(App and web page records)

* * * * *

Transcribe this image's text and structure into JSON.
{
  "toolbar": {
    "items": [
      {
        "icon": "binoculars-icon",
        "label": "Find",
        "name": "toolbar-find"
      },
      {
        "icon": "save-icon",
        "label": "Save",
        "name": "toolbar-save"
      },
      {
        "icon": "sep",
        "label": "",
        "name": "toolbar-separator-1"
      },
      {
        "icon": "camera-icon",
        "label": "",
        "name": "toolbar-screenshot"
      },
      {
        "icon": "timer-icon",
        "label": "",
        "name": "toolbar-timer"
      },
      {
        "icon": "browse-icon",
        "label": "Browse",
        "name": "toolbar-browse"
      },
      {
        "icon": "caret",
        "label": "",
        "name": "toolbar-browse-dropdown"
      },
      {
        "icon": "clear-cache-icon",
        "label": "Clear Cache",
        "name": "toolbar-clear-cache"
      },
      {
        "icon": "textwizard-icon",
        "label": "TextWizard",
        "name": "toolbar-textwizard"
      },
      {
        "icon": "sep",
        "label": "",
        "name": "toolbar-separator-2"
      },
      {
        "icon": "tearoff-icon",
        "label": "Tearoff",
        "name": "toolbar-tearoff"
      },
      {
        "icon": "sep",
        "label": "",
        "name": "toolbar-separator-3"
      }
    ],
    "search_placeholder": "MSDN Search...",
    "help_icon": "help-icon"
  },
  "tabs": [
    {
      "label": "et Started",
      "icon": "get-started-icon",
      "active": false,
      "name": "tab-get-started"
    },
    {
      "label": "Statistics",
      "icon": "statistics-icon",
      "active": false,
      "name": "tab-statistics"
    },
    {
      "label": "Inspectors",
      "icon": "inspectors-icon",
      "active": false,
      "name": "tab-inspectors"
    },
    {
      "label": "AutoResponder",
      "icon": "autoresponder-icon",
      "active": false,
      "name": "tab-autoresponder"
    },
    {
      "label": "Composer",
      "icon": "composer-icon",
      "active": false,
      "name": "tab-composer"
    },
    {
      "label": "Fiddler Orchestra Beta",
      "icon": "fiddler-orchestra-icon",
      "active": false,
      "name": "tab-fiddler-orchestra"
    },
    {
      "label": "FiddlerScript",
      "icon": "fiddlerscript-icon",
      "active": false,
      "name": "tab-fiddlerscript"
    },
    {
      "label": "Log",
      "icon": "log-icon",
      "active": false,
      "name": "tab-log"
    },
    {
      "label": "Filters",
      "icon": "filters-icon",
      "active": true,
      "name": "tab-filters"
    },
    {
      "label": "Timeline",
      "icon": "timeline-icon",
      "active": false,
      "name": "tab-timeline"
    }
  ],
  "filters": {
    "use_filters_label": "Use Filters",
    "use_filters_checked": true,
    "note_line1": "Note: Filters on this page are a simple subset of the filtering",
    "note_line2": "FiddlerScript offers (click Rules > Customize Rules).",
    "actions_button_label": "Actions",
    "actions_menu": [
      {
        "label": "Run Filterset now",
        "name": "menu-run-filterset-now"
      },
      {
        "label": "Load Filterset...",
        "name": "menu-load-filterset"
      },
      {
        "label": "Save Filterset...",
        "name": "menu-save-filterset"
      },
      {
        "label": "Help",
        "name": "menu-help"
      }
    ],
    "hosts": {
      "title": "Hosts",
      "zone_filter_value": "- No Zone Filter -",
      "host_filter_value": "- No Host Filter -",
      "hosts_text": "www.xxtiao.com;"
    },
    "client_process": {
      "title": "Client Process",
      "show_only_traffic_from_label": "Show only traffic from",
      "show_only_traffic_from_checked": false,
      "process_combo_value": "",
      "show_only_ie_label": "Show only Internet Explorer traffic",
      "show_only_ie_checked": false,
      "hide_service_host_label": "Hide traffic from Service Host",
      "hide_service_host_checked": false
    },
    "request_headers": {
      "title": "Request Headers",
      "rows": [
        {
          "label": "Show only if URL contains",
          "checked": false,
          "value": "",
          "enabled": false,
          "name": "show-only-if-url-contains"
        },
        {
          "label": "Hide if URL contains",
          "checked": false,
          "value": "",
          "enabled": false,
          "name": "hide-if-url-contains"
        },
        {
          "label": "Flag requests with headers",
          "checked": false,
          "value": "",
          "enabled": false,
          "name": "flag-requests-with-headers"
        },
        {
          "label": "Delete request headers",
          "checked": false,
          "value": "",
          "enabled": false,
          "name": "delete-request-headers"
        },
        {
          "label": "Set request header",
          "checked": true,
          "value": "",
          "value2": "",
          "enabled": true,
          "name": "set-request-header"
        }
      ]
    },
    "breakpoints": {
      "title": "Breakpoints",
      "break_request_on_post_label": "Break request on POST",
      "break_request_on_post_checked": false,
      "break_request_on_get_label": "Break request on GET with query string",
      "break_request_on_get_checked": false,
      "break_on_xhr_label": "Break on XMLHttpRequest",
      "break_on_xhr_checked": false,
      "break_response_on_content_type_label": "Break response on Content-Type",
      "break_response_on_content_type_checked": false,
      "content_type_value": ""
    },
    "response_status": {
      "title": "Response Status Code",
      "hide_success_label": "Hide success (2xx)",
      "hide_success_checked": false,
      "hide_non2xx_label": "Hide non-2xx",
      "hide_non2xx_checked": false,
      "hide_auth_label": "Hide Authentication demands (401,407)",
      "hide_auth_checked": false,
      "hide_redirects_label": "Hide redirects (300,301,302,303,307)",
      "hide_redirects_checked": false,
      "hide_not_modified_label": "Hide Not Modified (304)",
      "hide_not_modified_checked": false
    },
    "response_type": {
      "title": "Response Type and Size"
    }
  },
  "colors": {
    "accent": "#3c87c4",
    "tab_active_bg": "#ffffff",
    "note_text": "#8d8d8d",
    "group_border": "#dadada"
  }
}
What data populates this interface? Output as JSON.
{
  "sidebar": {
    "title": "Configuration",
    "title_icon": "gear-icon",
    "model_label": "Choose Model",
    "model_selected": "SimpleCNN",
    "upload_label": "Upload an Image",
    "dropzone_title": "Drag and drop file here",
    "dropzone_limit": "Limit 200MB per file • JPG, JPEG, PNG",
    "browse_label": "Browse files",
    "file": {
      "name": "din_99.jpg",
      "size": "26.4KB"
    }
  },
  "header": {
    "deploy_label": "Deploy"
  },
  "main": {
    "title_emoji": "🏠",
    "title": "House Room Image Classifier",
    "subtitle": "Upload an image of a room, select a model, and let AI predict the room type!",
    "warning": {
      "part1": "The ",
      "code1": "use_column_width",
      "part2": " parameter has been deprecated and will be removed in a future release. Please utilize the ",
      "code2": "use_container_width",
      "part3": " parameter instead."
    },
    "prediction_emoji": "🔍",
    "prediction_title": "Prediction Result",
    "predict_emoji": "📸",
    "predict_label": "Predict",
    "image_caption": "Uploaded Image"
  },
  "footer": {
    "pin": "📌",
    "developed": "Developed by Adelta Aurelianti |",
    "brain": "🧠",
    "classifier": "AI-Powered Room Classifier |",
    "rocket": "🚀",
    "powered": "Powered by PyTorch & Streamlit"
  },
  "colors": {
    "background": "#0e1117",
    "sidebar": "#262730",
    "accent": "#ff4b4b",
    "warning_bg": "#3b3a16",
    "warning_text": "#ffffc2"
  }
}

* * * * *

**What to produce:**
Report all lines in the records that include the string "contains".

**Exercise solution:**
          "label": "Show only if URL contains",
          "name": "show-only-if-url-contains"
          "label": "Hide if URL contains",
          "name": "hide-if-url-contains"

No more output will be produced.